(PROVIDED INFORMATION Opens)

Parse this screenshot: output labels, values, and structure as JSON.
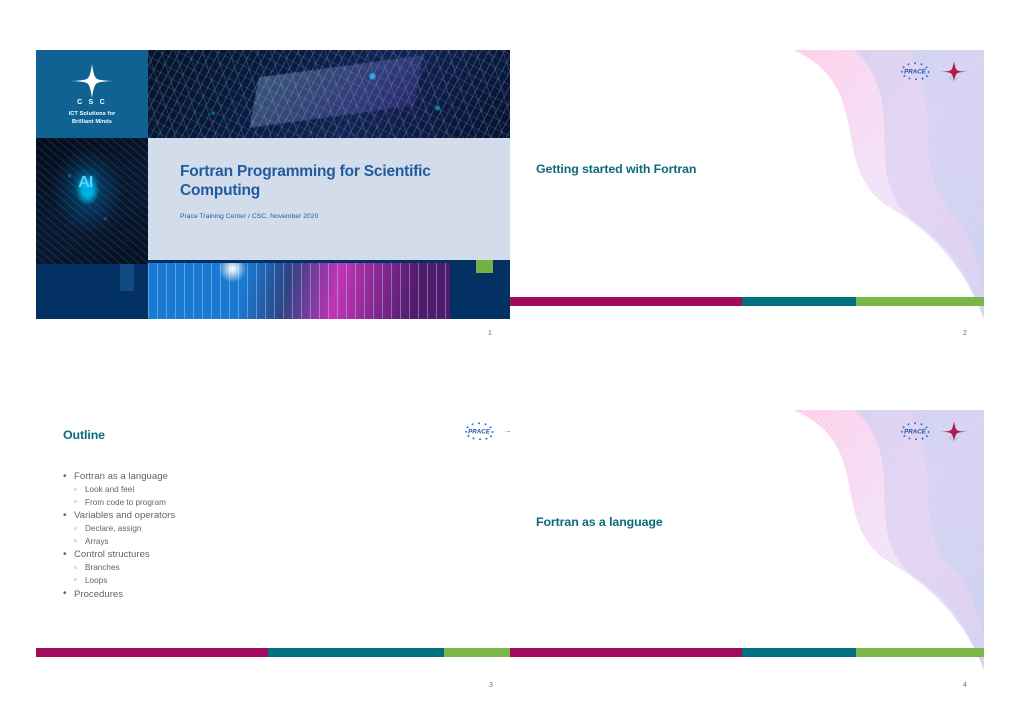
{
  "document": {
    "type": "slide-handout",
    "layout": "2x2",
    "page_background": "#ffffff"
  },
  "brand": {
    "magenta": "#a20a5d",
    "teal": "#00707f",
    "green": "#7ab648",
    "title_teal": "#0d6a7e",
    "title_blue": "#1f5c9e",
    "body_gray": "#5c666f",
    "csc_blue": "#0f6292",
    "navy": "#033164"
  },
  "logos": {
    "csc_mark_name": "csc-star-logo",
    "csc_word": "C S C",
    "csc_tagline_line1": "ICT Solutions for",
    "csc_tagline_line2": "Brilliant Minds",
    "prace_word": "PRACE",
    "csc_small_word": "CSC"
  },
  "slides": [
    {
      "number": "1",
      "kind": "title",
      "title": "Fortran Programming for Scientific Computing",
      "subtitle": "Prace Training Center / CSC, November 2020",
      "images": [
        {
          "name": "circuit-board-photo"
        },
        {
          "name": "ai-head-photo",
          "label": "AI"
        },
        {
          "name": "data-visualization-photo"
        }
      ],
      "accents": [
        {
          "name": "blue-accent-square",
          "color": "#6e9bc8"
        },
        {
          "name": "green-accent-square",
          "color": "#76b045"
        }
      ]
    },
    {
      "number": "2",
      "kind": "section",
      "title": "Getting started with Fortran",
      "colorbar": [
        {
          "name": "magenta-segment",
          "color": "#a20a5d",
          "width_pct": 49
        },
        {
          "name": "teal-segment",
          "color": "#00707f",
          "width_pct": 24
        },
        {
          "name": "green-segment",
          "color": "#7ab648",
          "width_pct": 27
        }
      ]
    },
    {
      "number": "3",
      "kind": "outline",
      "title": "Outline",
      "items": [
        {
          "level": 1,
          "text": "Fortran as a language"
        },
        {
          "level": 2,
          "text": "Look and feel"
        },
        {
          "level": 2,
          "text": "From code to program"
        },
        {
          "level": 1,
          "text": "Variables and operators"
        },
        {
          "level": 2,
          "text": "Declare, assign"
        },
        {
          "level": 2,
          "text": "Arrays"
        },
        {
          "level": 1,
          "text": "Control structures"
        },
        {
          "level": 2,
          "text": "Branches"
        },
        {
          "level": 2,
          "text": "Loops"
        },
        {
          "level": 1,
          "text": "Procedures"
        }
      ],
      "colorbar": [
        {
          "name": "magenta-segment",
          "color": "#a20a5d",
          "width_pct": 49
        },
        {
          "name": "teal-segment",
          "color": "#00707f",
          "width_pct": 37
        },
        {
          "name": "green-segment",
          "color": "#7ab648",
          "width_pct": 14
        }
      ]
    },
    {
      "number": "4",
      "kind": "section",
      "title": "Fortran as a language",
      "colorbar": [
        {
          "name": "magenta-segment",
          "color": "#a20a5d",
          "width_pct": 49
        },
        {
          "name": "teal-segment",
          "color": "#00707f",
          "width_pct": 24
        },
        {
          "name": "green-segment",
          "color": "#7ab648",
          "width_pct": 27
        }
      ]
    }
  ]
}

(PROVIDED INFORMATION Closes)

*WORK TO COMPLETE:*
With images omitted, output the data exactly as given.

*REPLY:*
Parse this screenshot: output labels, values, and structure as JSON.
{
  "document": {
    "type": "slide-handout",
    "layout": "2x2",
    "page_background": "#ffffff"
  },
  "brand": {
    "magenta": "#a20a5d",
    "teal": "#00707f",
    "green": "#7ab648",
    "title_teal": "#0d6a7e",
    "title_blue": "#1f5c9e",
    "body_gray": "#5c666f",
    "csc_blue": "#0f6292",
    "navy": "#033164"
  },
  "logos": {
    "csc_mark_name": "csc-star-logo",
    "csc_word": "C S C",
    "csc_tagline_line1": "ICT Solutions for",
    "csc_tagline_line2": "Brilliant Minds",
    "prace_word": "PRACE",
    "csc_small_word": "CSC"
  },
  "slides": [
    {
      "number": "1",
      "kind": "title",
      "title": "Fortran Programming for Scientific Computing",
      "subtitle": "Prace Training Center / CSC, November 2020",
      "images": [
        {
          "name": "circuit-board-photo"
        },
        {
          "name": "ai-head-photo",
          "label": "AI"
        },
        {
          "name": "data-visualization-photo"
        }
      ],
      "accents": [
        {
          "name": "blue-accent-square",
          "color": "#6e9bc8"
        },
        {
          "name": "green-accent-square",
          "color": "#76b045"
        }
      ]
    },
    {
      "number": "2",
      "kind": "section",
      "title": "Getting started with Fortran",
      "colorbar": [
        {
          "name": "magenta-segment",
          "color": "#a20a5d",
          "width_pct": 49
        },
        {
          "name": "teal-segment",
          "color": "#00707f",
          "width_pct": 24
        },
        {
          "name": "green-segment",
          "color": "#7ab648",
          "width_pct": 27
        }
      ]
    },
    {
      "number": "3",
      "kind": "outline",
      "title": "Outline",
      "items": [
        {
          "level": 1,
          "text": "Fortran as a language"
        },
        {
          "level": 2,
          "text": "Look and feel"
        },
        {
          "level": 2,
          "text": "From code to program"
        },
        {
          "level": 1,
          "text": "Variables and operators"
        },
        {
          "level": 2,
          "text": "Declare, assign"
        },
        {
          "level": 2,
          "text": "Arrays"
        },
        {
          "level": 1,
          "text": "Control structures"
        },
        {
          "level": 2,
          "text": "Branches"
        },
        {
          "level": 2,
          "text": "Loops"
        },
        {
          "level": 1,
          "text": "Procedures"
        }
      ],
      "colorbar": [
        {
          "name": "magenta-segment",
          "color": "#a20a5d",
          "width_pct": 49
        },
        {
          "name": "teal-segment",
          "color": "#00707f",
          "width_pct": 37
        },
        {
          "name": "green-segment",
          "color": "#7ab648",
          "width_pct": 14
        }
      ]
    },
    {
      "number": "4",
      "kind": "section",
      "title": "Fortran as a language",
      "colorbar": [
        {
          "name": "magenta-segment",
          "color": "#a20a5d",
          "width_pct": 49
        },
        {
          "name": "teal-segment",
          "color": "#00707f",
          "width_pct": 24
        },
        {
          "name": "green-segment",
          "color": "#7ab648",
          "width_pct": 27
        }
      ]
    }
  ]
}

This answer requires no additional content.